- Non-invasive – If only using electrode pads to cure your overactive bladder syndrome, then tibial nerve stimulation is completely non-invasive. If you choose Percutaneous Tibial Nerve Stimulation, the procedure is still a lot less-invasive than other surgical treatments that are available.
- Pain-free – Whether you choose electrode pads or the electric needle to stimulate your tibial nerve, the procedure is commonly painless, producing a tingling sensation at most.
- High efficacy – The cure and improvement rates of overactive bladder syndrome are typically quite high when the patient has undergone tibial nerve stimulation. In most studies, around 80-96% of patients report that their incontinence has improved and even cured as a result of tibial nerve stimulation.
- An all-round winner – Tibial nerve stimulation not only helps to treat overactive bladder syndrome but is also recommended by NICE to treat faecal incontinence.
How does Kegel8 Use Tibial Nerve Stimulation?
With the view to create a non-invasive form of treating the pelvic floor muscles by electrical stimulation, Kegel8 programmed the Kegel8 Ultra 20 Electronic Pelvic Toner for women, and the Kegel8 V for Men Pelvic Toner, to work with electrode pads, in addition to the included probe.
Kegel8’s Ultra 20 Electronic Pelvic Toner already incorporates tibial nerve stimulation into its set list of programmes.

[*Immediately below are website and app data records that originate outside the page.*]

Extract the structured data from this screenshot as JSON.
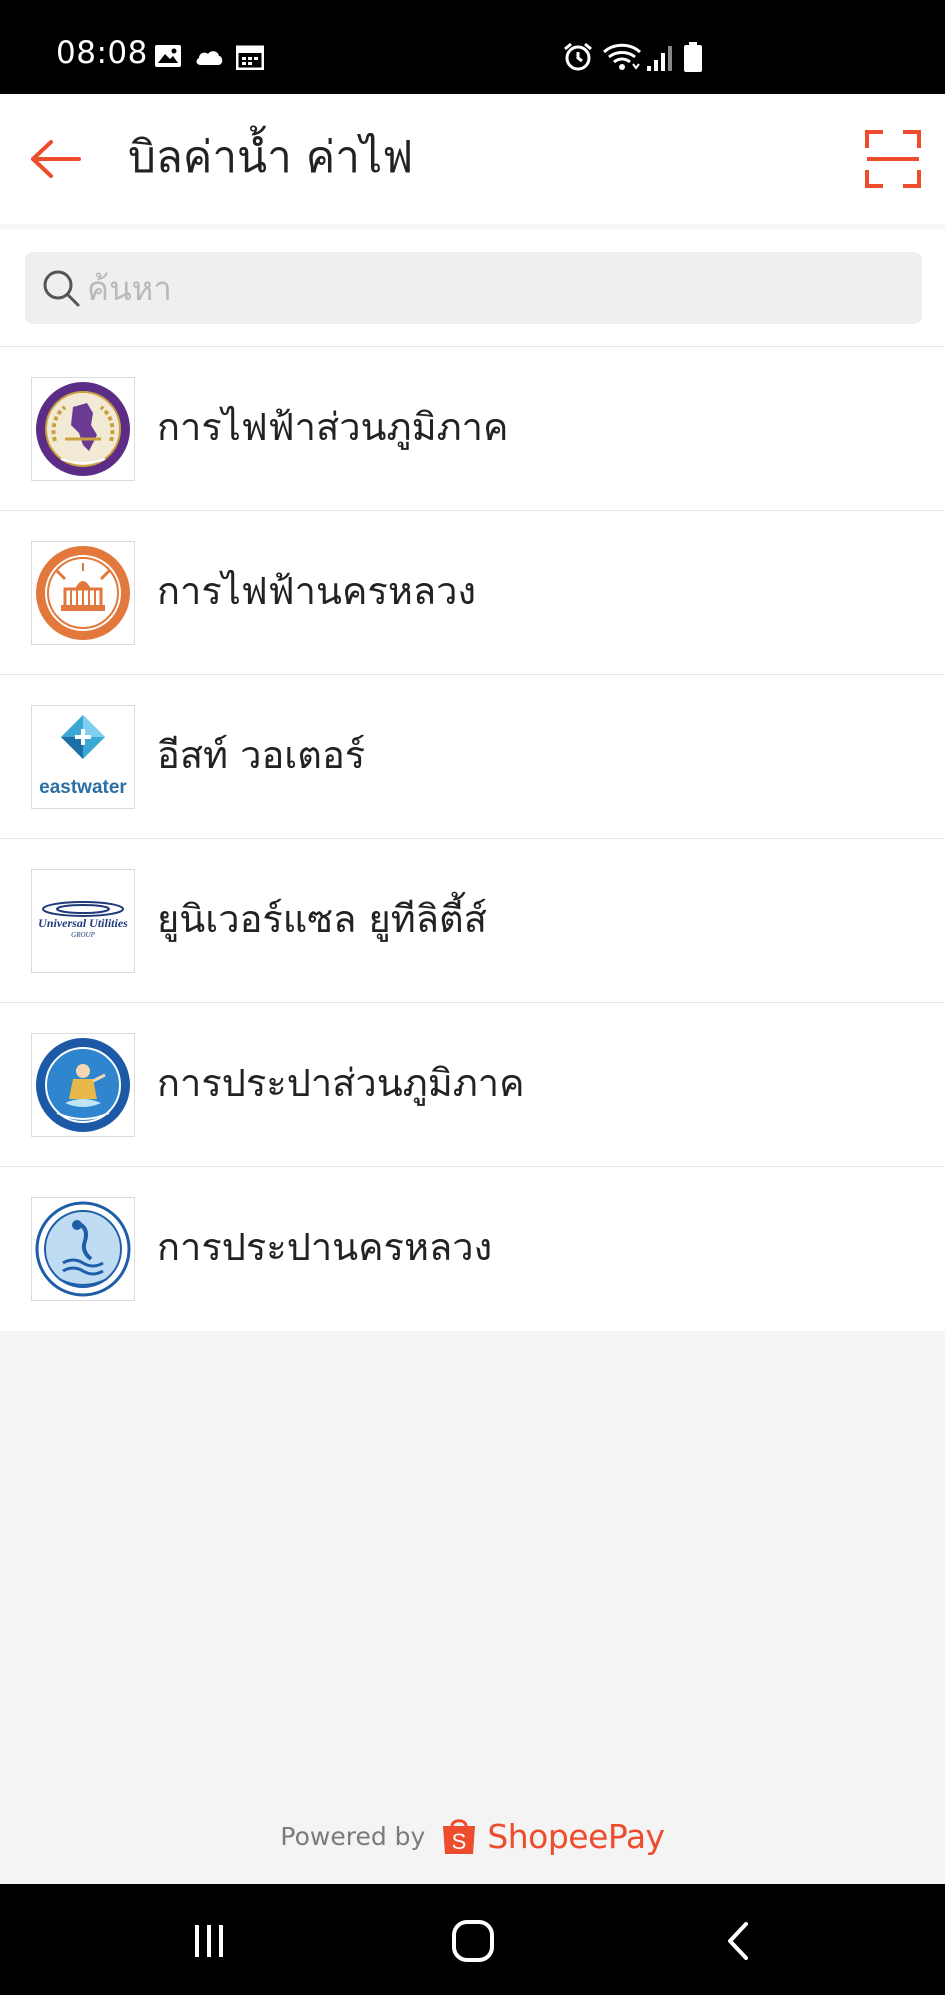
{
  "status_bar": {
    "time": "08:08",
    "left_icons": [
      "image-icon",
      "cloud-icon",
      "calendar-icon"
    ],
    "right_icons": [
      "alarm-icon",
      "wifi-icon",
      "signal-icon",
      "battery-icon"
    ]
  },
  "header": {
    "back_icon": "arrow-left-icon",
    "title": "บิลค่าน้ำ ค่าไฟ",
    "scan_icon": "scan-frame-icon"
  },
  "search": {
    "icon": "search-icon",
    "placeholder": "ค้นหา",
    "value": ""
  },
  "billers": [
    {
      "name": "การไฟฟ้าส่วนภูมิภาค",
      "logo": "pea-logo-icon"
    },
    {
      "name": "การไฟฟ้านครหลวง",
      "logo": "mea-logo-icon"
    },
    {
      "name": "อีสท์ วอเตอร์",
      "logo": "eastwater-logo-icon",
      "logo_text": "eastwater"
    },
    {
      "name": "ยูนิเวอร์แซล ยูทีลิตี้ส์",
      "logo": "universal-utilities-logo-icon",
      "logo_text": "Universal Utilities",
      "logo_subtext": "GROUP"
    },
    {
      "name": "การประปาส่วนภูมิภาค",
      "logo": "pwa-logo-icon"
    },
    {
      "name": "การประปานครหลวง",
      "logo": "mwa-logo-icon"
    }
  ],
  "footer": {
    "powered_by": "Powered by",
    "brand": "ShopeePay",
    "brand_icon": "shopee-bag-icon"
  },
  "nav_bar": {
    "buttons": [
      "recent-apps-icon",
      "home-icon",
      "back-icon"
    ]
  },
  "colors": {
    "accent": "#ee4d2d",
    "status_bar": "#000000",
    "background": "#f4f4f4",
    "search_bg": "#efefef"
  }
}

Packed with 20 programmes to target a multitude of pelvic floor conditions and disorders, the Kegel8 Ultra 20 also has programmes that are dedicated to using electrode pads instead of the more invasive probe.

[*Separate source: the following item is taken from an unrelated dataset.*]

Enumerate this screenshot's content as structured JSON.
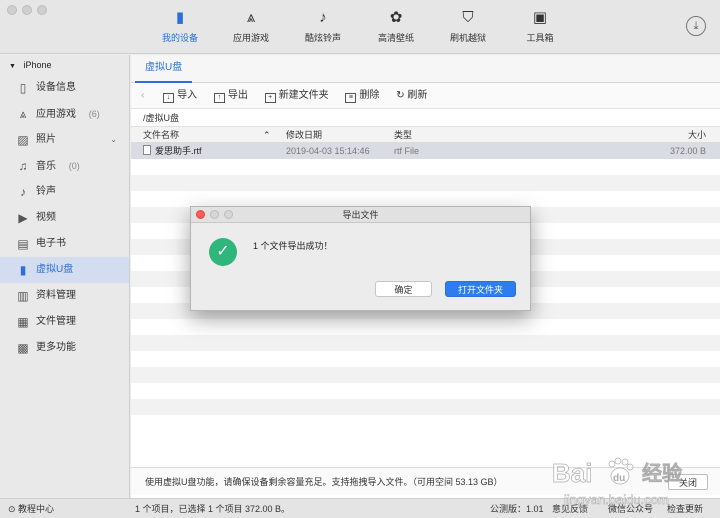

Programme 9, in particular, targets overactive bladder syndrome by using ankle electrodes to stimulate the tibial nerve. You can also use this programme with a probe as well to thoroughly target your pelvic floor.

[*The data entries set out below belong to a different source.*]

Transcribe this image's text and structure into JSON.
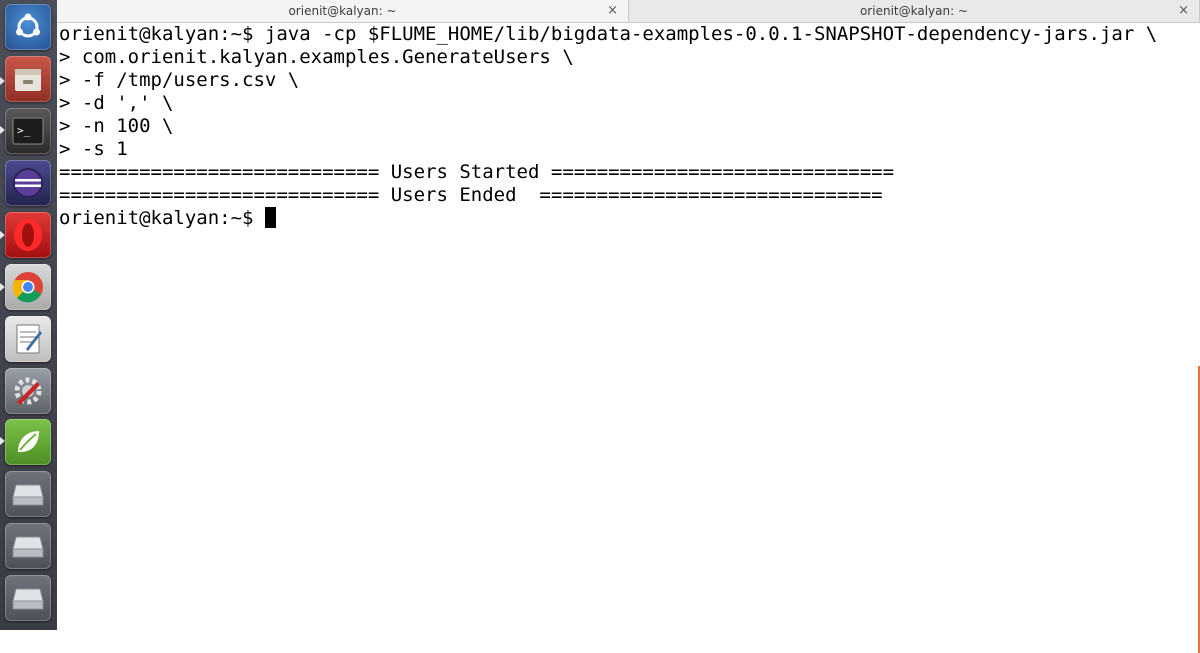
{
  "window": {
    "tabs": [
      {
        "title": "orienit@kalyan: ~",
        "active": true
      },
      {
        "title": "orienit@kalyan: ~",
        "active": false
      }
    ],
    "close_glyph": "×"
  },
  "launcher": {
    "items": [
      {
        "name": "ubuntu-dash-icon",
        "color": "#2f6fb0"
      },
      {
        "name": "files-icon",
        "color": "#b5473a"
      },
      {
        "name": "terminal-icon",
        "color": "#2b2b2b"
      },
      {
        "name": "eclipse-icon",
        "color": "#3b2b6b"
      },
      {
        "name": "opera-icon",
        "color": "#d21b1b"
      },
      {
        "name": "chrome-icon",
        "color": "#e0e0e0"
      },
      {
        "name": "text-editor-icon",
        "color": "#d8d8d8"
      },
      {
        "name": "system-settings-icon",
        "color": "#8a8f98"
      },
      {
        "name": "spring-tool-suite-icon",
        "color": "#6fb33f"
      },
      {
        "name": "drive-icon",
        "color": "#c9ccd1"
      },
      {
        "name": "drive-icon",
        "color": "#c9ccd1"
      },
      {
        "name": "drive-icon",
        "color": "#c9ccd1"
      }
    ]
  },
  "terminal": {
    "lines": [
      "orienit@kalyan:~$ java -cp $FLUME_HOME/lib/bigdata-examples-0.0.1-SNAPSHOT-dependency-jars.jar \\",
      "> com.orienit.kalyan.examples.GenerateUsers \\",
      "> -f /tmp/users.csv \\",
      "> -d ',' \\",
      "> -n 100 \\",
      "> -s 1",
      "============================ Users Started ==============================",
      "============================ Users Ended  =============================="
    ],
    "prompt": "orienit@kalyan:~$ "
  }
}
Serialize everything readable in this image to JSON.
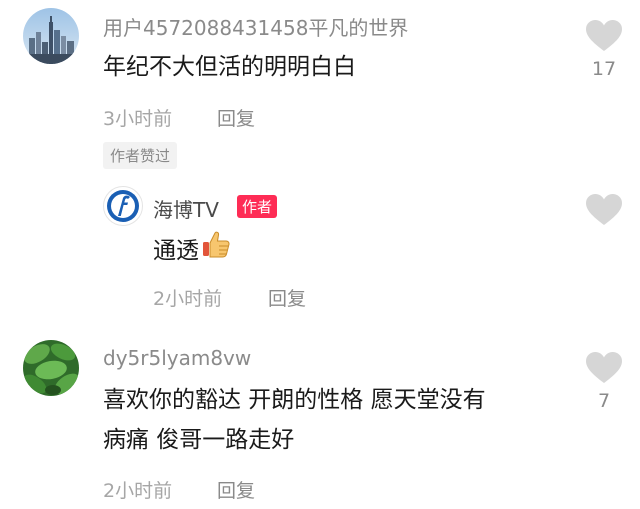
{
  "comments": [
    {
      "username": "用户4572088431458平凡的世界",
      "text": "年纪不大但活的明明白白",
      "time": "3小时前",
      "reply_label": "回复",
      "author_liked_tag": "作者赞过",
      "like_count": "17",
      "avatar_icon": "city-skyline-avatar",
      "replies": [
        {
          "username": "海博TV",
          "author_badge": "作者",
          "text": "通透",
          "emoji_icon": "thumbs-up-icon",
          "time": "2小时前",
          "reply_label": "回复",
          "avatar_icon": "haibo-tv-logo-avatar"
        }
      ]
    },
    {
      "username": "dy5r5lyam8vw",
      "text_line1": "喜欢你的豁达 开朗的性格 愿天堂没有",
      "text_line2": "病痛 俊哥一路走好",
      "time": "2小时前",
      "reply_label": "回复",
      "like_count": "7",
      "avatar_icon": "green-leaves-avatar"
    }
  ],
  "colors": {
    "username": "#8a8a8a",
    "text": "#1a1a1a",
    "muted": "#a6a6a6",
    "heart": "#d6d6d6",
    "author_badge": "#fe2c55",
    "logo_blue": "#1a5fb4"
  }
}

If you’re using the Kegel8 V for Men, programme 6 can help to treat overactive bladder by stimulating the tibial nerve.
Learn more about tibial nerve stimulation in the video below:
 Bladder & Bowel Community (2018) Tibial Nerve Stimulation [online]. Bladder and Bowel Support Company [viewed 12/11/2018]. Available from https://www.bladderandbowel.org/conservative-treatment/tibial-nerve-stimulation/
 Farlex Partner Medical Dictionary. (2012) Tibial Nerve [online]. Farlex Partner Medical Dictionary [viewed 21/11/2018]. Available from https://medical-dictionary.thefreedictionary.com/tibial+nerve
 Healthline (2015) Tibial Nerve [online]. Healthline [viewed 12/11/2018]. Available from https://www.healthline.com/human-body-maps/tibial-nerve#1
 NICE (2010) Percutaneous Posterior Tibial Nerve Stimulation for Overactive Bladder Syndrome [online]. National Institute for Health and Care Excellence [viewed 12/11/2018]. Available from https://www.nice.org.uk/guidance/ipg362
 de Seze, M. et al. (2011) Transcutaneous Posterior Tibial Nerve Stimulation for Treatment of the Overactive Bladder Syndrome in Multiple Sclerosis: Results of a Multicenter Prospective Study. Neurourology and Urodynamics. 30(3), pp. 306-311. Available from https://www.ncbi.nlm.nih.gov/pubmed/21305588
 Sherif, Z., and Abdelwahab, O. (2013) Posterior Tibial Nerve Stimulation as Treatment for the Overactive Bladder. Arab Journal of Urology 11(2), pp. 131-135. Available from https://www.ncbi.nlm.nih.gov/pmc/articles/PMC4442977/
 The Simon Foundation for Continence (2018) Percutaneous Tibial Nerve Stimulation [online]. The Simon Foundation for Continence [viewed 12/11/2018]. Available from https://simonfoundation.org/ptns/
 Tai, C. et al. (2011) Suppression of Bladder Overactivity by Activation of Somatic Afferent Nerves in the Foot. BJU International. 107(2), pp. 303-309. Available from https://www.ncbi.nlm.nih.gov/pubmed/20394612
 Zhang, C. et al. (2017) Transcutaneous Electrical Stimulation of Somatic Afferent Nerves in the Foot Relieved Symptoms Related to Postoperative Bladder Spasms. BMC Urol. 17, p. 58. Available from https://www.ncbi.nlm.nih.gov/pmc/articles/PMC5513144/